- **Exercise objective**: Set every entry down again, unchanged, picture-free.

- **Recorded data**:
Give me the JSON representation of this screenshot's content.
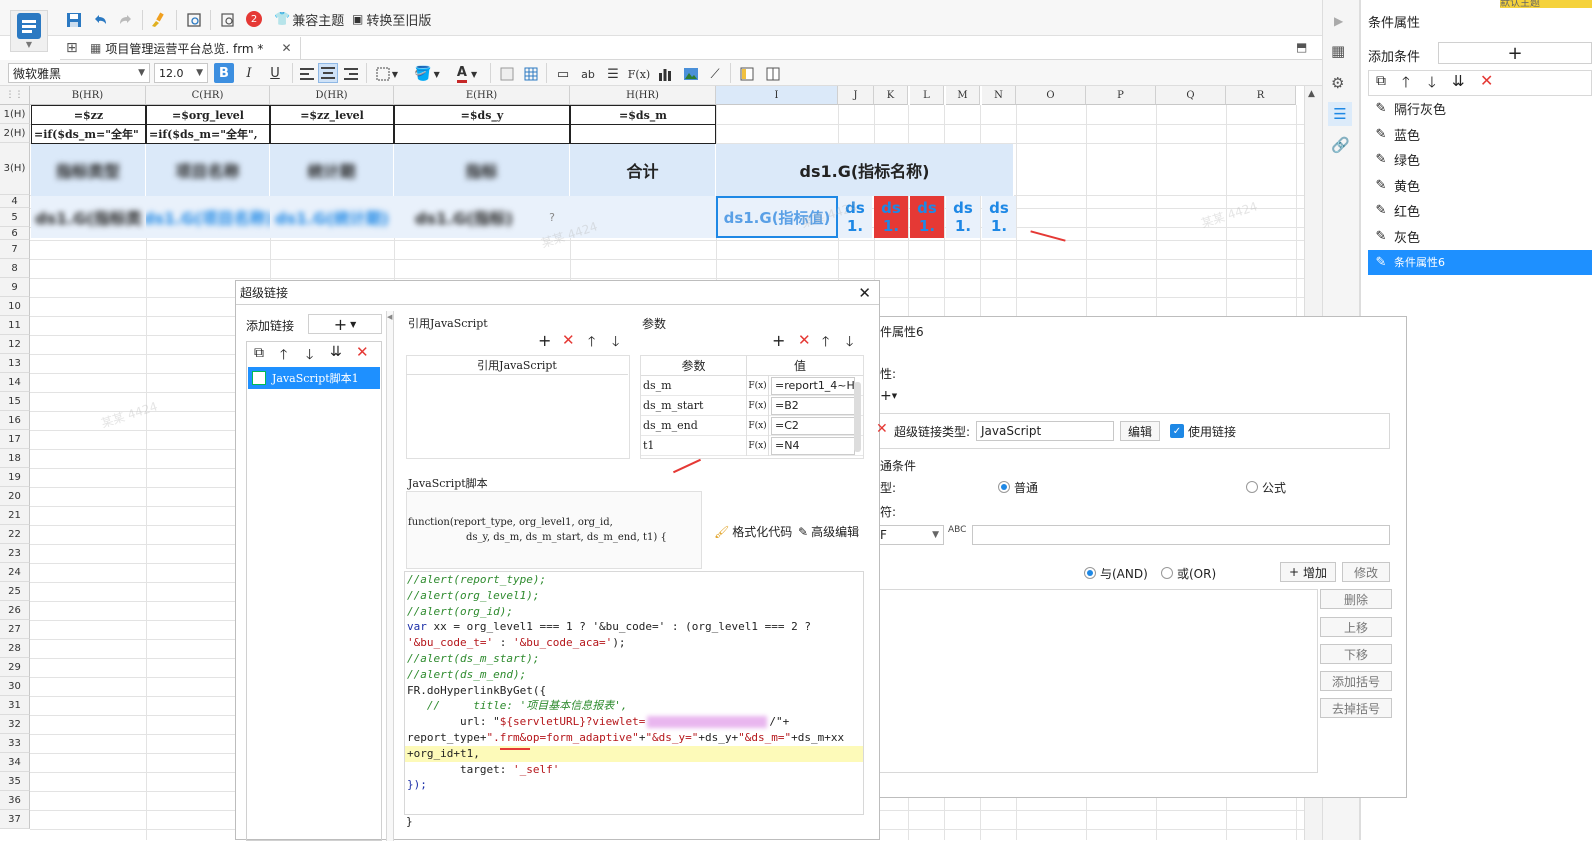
{
  "toolbar": {
    "badge": "2",
    "compat_theme": "兼容主题",
    "convert_old": "转换至旧版"
  },
  "tab": {
    "title": "项目管理运营平台总览. frm *"
  },
  "format_bar": {
    "font": "微软雅黑",
    "size": "12.0",
    "bold": "B",
    "italic": "I",
    "underline": "U",
    "text_a": "A"
  },
  "columns": [
    "B(HR)",
    "C(HR)",
    "D(HR)",
    "E(HR)",
    "H(HR)",
    "I",
    "J",
    "K",
    "L",
    "M",
    "N",
    "O",
    "P",
    "Q",
    "R"
  ],
  "rows": [
    "1(H)",
    "2(H)",
    "3(H)",
    "4",
    "5",
    "6",
    "7",
    "8",
    "9",
    "10",
    "11",
    "12",
    "13",
    "14",
    "15",
    "16",
    "17",
    "18",
    "19",
    "20",
    "21",
    "22",
    "23",
    "24",
    "25",
    "26",
    "27",
    "28",
    "29",
    "30",
    "31",
    "32",
    "33",
    "34",
    "35",
    "36",
    "37"
  ],
  "sheet": {
    "r1": [
      "=$zz",
      "=$org_level",
      "=$zz_level",
      "=$ds_y",
      "=$ds_m"
    ],
    "r2": [
      "=if($ds_m=\"全年\"",
      "=if($ds_m=\"全年\","
    ],
    "r3_b": "指标类型",
    "r3_c": "项目名称",
    "r3_d": "统计期",
    "r3_e": "指标",
    "r3_h": "合计",
    "r3_i": "ds1.G(指标名称)",
    "r4_b": "ds1.G(指标类",
    "r4_c": "ds1.G(项目名称)",
    "r4_d": "ds1.G(统计期)",
    "r4_e": "ds1.G(指标)",
    "r4_i": "ds1.G(指标值)",
    "r4_small": [
      "ds",
      "1."
    ]
  },
  "hyperlink_dialog": {
    "title": "超级链接",
    "add_link": "添加链接",
    "add_btn": "+",
    "item": "JavaScript脚本1",
    "ref_js_title": "引用JavaScript",
    "ref_js_header": "引用JavaScript",
    "params_title": "参数",
    "param_col": "参数",
    "value_col": "值",
    "params": [
      {
        "name": "ds_m",
        "fx": "F(x)",
        "value": "=report1_4~H"
      },
      {
        "name": "ds_m_start",
        "fx": "F(x)",
        "value": "=B2"
      },
      {
        "name": "ds_m_end",
        "fx": "F(x)",
        "value": "=C2"
      },
      {
        "name": "t1",
        "fx": "F(x)",
        "value": "=N4"
      }
    ],
    "js_title": "JavaScript脚本",
    "func_sig_1": "function(report_type, org_level1, org_id,",
    "func_sig_2": "ds_y, ds_m, ds_m_start, ds_m_end, t1) {",
    "format_code": "格式化代码",
    "advanced_edit": "高级编辑",
    "code_lines": [
      "//alert(report_type);",
      "//alert(org_level1);",
      "//alert(org_id);",
      "var xx = org_level1 === 1 ? '&bu_code=' : (org_level1 === 2 ?",
      "'&bu_code_t=' : '&bu_code_aca=');",
      "//alert(ds_m_start);",
      "//alert(ds_m_end);",
      "FR.doHyperlinkByGet({",
      "   //     title: '项目基本信息报表',",
      "        url: \"${servletURL}?viewlet=",
      "report_type+\".frm&op=form_adaptive\"+\"&ds_y=\"+ds_y+\"&ds_m=\"+ds_m+xx",
      "+org_id+t1,",
      "        target: '_self'",
      "});"
    ],
    "url_tail": "/\"+",
    "closing": "}"
  },
  "cond_dialog": {
    "title": "件属性6",
    "prop_label": "性:",
    "link_type_label": "超级链接类型:",
    "link_type": "JavaScript",
    "edit": "编辑",
    "use_link": "使用链接",
    "cond_title": "通条件",
    "type_label": "型:",
    "normal": "普通",
    "formula": "公式",
    "op_label": "符:",
    "op_value": "F",
    "and": "与(AND)",
    "or": "或(OR)",
    "add": "增加",
    "modify": "修改",
    "delete": "删除",
    "up": "上移",
    "down": "下移",
    "add_bracket": "添加括号",
    "remove_bracket": "去掉括号"
  },
  "right_panel": {
    "title": "条件属性",
    "add_cond": "添加条件",
    "items": [
      "隔行灰色",
      "蓝色",
      "绿色",
      "黄色",
      "红色",
      "灰色",
      "条件属性6"
    ],
    "top_tab": "默认主题"
  },
  "watermark": "某某 4424",
  "colors": {
    "accent": "#1e88e5",
    "selected": "#1e90ff",
    "red": "#e53935",
    "header_bg": "#dbe9f9",
    "highlight": "#fdfab9"
  }
}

- **Exercise result**:
Give me the JSON representation of this screenshot's content.
{
  "toolbar": {
    "badge": "2",
    "compat_theme": "兼容主题",
    "convert_old": "转换至旧版"
  },
  "tab": {
    "title": "项目管理运营平台总览. frm *"
  },
  "format_bar": {
    "font": "微软雅黑",
    "size": "12.0",
    "bold": "B",
    "italic": "I",
    "underline": "U",
    "text_a": "A"
  },
  "columns": [
    "B(HR)",
    "C(HR)",
    "D(HR)",
    "E(HR)",
    "H(HR)",
    "I",
    "J",
    "K",
    "L",
    "M",
    "N",
    "O",
    "P",
    "Q",
    "R"
  ],
  "rows": [
    "1(H)",
    "2(H)",
    "3(H)",
    "4",
    "5",
    "6",
    "7",
    "8",
    "9",
    "10",
    "11",
    "12",
    "13",
    "14",
    "15",
    "16",
    "17",
    "18",
    "19",
    "20",
    "21",
    "22",
    "23",
    "24",
    "25",
    "26",
    "27",
    "28",
    "29",
    "30",
    "31",
    "32",
    "33",
    "34",
    "35",
    "36",
    "37"
  ],
  "sheet": {
    "r1": [
      "=$zz",
      "=$org_level",
      "=$zz_level",
      "=$ds_y",
      "=$ds_m"
    ],
    "r2": [
      "=if($ds_m=\"全年\"",
      "=if($ds_m=\"全年\","
    ],
    "r3_b": "指标类型",
    "r3_c": "项目名称",
    "r3_d": "统计期",
    "r3_e": "指标",
    "r3_h": "合计",
    "r3_i": "ds1.G(指标名称)",
    "r4_b": "ds1.G(指标类",
    "r4_c": "ds1.G(项目名称)",
    "r4_d": "ds1.G(统计期)",
    "r4_e": "ds1.G(指标)",
    "r4_i": "ds1.G(指标值)",
    "r4_small": [
      "ds",
      "1."
    ]
  },
  "hyperlink_dialog": {
    "title": "超级链接",
    "add_link": "添加链接",
    "add_btn": "+",
    "item": "JavaScript脚本1",
    "ref_js_title": "引用JavaScript",
    "ref_js_header": "引用JavaScript",
    "params_title": "参数",
    "param_col": "参数",
    "value_col": "值",
    "params": [
      {
        "name": "ds_m",
        "fx": "F(x)",
        "value": "=report1_4~H"
      },
      {
        "name": "ds_m_start",
        "fx": "F(x)",
        "value": "=B2"
      },
      {
        "name": "ds_m_end",
        "fx": "F(x)",
        "value": "=C2"
      },
      {
        "name": "t1",
        "fx": "F(x)",
        "value": "=N4"
      }
    ],
    "js_title": "JavaScript脚本",
    "func_sig_1": "function(report_type, org_level1, org_id,",
    "func_sig_2": "ds_y, ds_m, ds_m_start, ds_m_end, t1) {",
    "format_code": "格式化代码",
    "advanced_edit": "高级编辑",
    "code_lines": [
      "//alert(report_type);",
      "//alert(org_level1);",
      "//alert(org_id);",
      "var xx = org_level1 === 1 ? '&bu_code=' : (org_level1 === 2 ?",
      "'&bu_code_t=' : '&bu_code_aca=');",
      "//alert(ds_m_start);",
      "//alert(ds_m_end);",
      "FR.doHyperlinkByGet({",
      "   //     title: '项目基本信息报表',",
      "        url: \"${servletURL}?viewlet=",
      "report_type+\".frm&op=form_adaptive\"+\"&ds_y=\"+ds_y+\"&ds_m=\"+ds_m+xx",
      "+org_id+t1,",
      "        target: '_self'",
      "});"
    ],
    "url_tail": "/\"+",
    "closing": "}"
  },
  "cond_dialog": {
    "title": "件属性6",
    "prop_label": "性:",
    "link_type_label": "超级链接类型:",
    "link_type": "JavaScript",
    "edit": "编辑",
    "use_link": "使用链接",
    "cond_title": "通条件",
    "type_label": "型:",
    "normal": "普通",
    "formula": "公式",
    "op_label": "符:",
    "op_value": "F",
    "and": "与(AND)",
    "or": "或(OR)",
    "add": "增加",
    "modify": "修改",
    "delete": "删除",
    "up": "上移",
    "down": "下移",
    "add_bracket": "添加括号",
    "remove_bracket": "去掉括号"
  },
  "right_panel": {
    "title": "条件属性",
    "add_cond": "添加条件",
    "items": [
      "隔行灰色",
      "蓝色",
      "绿色",
      "黄色",
      "红色",
      "灰色",
      "条件属性6"
    ],
    "top_tab": "默认主题"
  },
  "watermark": "某某 4424",
  "colors": {
    "accent": "#1e88e5",
    "selected": "#1e90ff",
    "red": "#e53935",
    "header_bg": "#dbe9f9",
    "highlight": "#fdfab9"
  }
}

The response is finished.